To praise, in the exact sense of the term, demands not alone that worth be manifest, but also that there be a mind to acknowledge.
Here too, as elsewhere, we find the idea that the perception of this manifested truth works towards a union of man with God. " John, v, 44; and xii, 43: "For they loved the glory of men more than the glory of God ".
In other passages glory is equivalent to praise rendered to God in acknowledgment of His majesty and perfections manifested objectively in the world, or through supernatural revelation : "Thou art worthy, O Lord our God, to receive glory, and honour, and power: because thou hast created all things", Apoc., iv, 11: "Give glory to the Lord, and call upon his name", Ps. Lastly, glory is the name given to the blessedness of the future life in which the soul is united to God : "For I reckon that the sufferings of this time are not worthy to be compared with the glory to come", Rom., viii, 18.
"Because the creature also itself shall be delivered from the servitude of corruption, into the liberty of the glory of the children of God ", ib., 21.

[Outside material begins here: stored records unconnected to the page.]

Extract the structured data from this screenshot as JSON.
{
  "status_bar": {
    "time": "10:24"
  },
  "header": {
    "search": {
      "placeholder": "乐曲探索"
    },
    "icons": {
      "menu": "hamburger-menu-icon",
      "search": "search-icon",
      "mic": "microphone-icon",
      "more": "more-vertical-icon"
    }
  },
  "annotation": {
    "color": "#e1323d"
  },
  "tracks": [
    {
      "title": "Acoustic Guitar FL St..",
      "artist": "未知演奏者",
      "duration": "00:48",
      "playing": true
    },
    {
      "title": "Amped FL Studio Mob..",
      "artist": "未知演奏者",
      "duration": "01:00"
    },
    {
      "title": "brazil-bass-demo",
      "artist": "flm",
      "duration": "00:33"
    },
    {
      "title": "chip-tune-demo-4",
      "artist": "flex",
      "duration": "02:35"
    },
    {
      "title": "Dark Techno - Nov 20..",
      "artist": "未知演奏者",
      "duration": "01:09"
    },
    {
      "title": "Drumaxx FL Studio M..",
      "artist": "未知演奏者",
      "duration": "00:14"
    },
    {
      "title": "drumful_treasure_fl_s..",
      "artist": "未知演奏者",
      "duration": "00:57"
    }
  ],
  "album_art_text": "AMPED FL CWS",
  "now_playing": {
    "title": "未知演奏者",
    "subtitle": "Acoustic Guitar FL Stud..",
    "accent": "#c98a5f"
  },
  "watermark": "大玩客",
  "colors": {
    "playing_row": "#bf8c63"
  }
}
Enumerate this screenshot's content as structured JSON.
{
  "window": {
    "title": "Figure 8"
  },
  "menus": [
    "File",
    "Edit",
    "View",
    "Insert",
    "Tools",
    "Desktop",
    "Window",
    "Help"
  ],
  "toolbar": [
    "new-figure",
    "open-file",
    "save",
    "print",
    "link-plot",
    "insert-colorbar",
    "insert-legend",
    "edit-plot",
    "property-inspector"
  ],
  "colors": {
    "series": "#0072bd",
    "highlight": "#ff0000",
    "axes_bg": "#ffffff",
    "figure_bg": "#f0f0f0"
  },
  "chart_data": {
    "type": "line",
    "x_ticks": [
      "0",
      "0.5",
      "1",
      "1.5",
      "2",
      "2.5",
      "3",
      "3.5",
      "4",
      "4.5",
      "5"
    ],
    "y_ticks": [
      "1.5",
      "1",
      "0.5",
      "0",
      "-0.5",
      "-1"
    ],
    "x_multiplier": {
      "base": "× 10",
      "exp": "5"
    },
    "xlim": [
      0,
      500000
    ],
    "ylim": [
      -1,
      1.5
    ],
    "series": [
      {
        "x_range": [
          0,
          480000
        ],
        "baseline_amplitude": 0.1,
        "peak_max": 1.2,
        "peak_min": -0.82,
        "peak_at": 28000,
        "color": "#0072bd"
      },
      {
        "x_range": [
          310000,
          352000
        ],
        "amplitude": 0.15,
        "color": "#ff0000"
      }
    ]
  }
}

The texts cited above are representative of multitudes similar in tenor, scattered throughout the sacred writings.
That end was, could be, no other than Himself; for nothing existed but Himself, nothing but Himself could be an end worthy of His action.